Manufacturer of the patented BBE Sonic Maximizer signal processing products and owner of G&L Musical Instrumen" "-P.
Cedar Creek provides the highest-quality custom cases built in the U.
I figured this might be the correct area for posting this question, since y'all are talking tech! I looked it up in "Gruhn's Guide to Vintage Guitars" and here is what it says: Style 51, Baritone Ukulele, 10" wide, 20-1/8" scale, mahogany body, white-black-white soundhole rings, 2-ply top binding with dark outer layer, single-ply dark back binding, pin bridge, rosewood fingerboard, 14 frets clear of the body - Introduced in 1960, still in production...
The book was printed in 1991 so I don't know if they still make baritones now or not...
Regardless, it is still the first ukulele (first stringed instrument) I've ever owned, it has sentimental value because it belonged to Mom, and it's the only baritone in my arsenal!
And, like Mom, I prefer the concert for everyday driving - hers when to my Nephew.
Taking advantage of the boom in ukulele popularity, Martin applied modern production methods and quality controls and most ukes now seen are based on the Martin models.

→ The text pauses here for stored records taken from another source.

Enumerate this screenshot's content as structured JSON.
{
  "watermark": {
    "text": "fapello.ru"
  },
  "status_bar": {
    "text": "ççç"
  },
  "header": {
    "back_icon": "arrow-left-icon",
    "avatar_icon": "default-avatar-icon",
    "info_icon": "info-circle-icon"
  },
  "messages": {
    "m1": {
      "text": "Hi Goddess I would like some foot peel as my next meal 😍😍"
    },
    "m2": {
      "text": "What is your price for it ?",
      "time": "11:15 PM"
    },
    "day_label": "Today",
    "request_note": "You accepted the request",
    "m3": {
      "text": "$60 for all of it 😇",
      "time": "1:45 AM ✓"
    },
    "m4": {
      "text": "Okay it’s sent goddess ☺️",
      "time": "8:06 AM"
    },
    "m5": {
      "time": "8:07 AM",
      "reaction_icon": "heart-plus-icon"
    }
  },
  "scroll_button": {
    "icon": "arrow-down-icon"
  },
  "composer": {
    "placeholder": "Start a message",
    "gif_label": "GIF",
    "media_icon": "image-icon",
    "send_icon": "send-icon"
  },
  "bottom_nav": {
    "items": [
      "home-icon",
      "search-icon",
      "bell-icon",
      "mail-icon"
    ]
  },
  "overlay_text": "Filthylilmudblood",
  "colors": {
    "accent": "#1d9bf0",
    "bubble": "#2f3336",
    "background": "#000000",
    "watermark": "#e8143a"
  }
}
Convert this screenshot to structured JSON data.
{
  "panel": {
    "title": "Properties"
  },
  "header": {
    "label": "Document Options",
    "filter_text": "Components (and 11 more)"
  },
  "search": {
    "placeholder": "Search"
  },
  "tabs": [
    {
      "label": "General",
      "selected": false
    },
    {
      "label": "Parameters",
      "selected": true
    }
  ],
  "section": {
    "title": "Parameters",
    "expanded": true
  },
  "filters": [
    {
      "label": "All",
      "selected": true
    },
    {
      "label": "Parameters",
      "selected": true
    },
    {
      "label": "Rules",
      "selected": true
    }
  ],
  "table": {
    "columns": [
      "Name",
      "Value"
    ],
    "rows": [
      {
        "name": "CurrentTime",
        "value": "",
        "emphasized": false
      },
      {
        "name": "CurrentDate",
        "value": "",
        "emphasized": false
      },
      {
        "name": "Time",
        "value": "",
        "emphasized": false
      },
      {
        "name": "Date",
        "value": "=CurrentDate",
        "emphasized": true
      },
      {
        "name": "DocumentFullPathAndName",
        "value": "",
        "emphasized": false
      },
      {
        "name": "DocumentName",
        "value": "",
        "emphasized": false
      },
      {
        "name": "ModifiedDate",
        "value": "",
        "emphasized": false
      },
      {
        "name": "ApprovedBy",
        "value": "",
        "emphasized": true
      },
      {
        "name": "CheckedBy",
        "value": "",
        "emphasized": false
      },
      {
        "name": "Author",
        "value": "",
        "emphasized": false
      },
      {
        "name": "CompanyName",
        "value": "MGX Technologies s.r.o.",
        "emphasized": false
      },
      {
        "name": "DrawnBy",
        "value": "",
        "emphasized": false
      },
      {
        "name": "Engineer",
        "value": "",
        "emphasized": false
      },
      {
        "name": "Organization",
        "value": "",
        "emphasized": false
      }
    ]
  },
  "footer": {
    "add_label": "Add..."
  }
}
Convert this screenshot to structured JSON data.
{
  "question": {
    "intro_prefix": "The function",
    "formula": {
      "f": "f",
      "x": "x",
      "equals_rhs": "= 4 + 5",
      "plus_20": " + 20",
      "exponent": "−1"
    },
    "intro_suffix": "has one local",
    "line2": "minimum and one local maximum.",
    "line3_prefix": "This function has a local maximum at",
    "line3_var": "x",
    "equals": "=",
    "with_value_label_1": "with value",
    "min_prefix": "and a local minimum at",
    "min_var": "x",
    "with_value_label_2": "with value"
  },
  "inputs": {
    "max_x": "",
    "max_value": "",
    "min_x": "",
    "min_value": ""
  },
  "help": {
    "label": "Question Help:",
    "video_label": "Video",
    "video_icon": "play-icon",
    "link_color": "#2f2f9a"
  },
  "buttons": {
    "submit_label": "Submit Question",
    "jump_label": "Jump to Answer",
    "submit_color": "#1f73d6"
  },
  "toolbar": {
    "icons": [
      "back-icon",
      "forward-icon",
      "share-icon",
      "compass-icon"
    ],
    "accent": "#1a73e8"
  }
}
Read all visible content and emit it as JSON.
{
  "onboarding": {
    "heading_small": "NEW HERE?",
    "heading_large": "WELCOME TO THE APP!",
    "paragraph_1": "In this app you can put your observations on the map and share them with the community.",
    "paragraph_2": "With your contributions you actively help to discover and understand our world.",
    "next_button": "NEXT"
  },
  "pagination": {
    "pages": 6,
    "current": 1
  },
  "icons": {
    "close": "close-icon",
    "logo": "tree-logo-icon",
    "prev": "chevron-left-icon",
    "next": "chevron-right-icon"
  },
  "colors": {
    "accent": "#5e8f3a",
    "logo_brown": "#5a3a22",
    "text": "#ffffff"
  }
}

Martin guitar company is almost single-handedly responsible for what we know as the modern tenor ukulele and soprano ukulele.
Also, the images I've seen of the neck and fretboard generally come all the way down to the soundhole, or end on the body with the stereo-typical bracket shape.
It is on good playing condition and while it has expected play and usage wear, it is structurally sound. Fret wear is minimal – nylon strings are very easy on frets.
The original case is long gone, but new cases are available at extra cost.
This example of a Martin Style 1 Tenor ukulele dates to the late 1940’s or early 1950’s.
As ukes from this period do not carry serial numbers, precise dating is difficult if not impossible.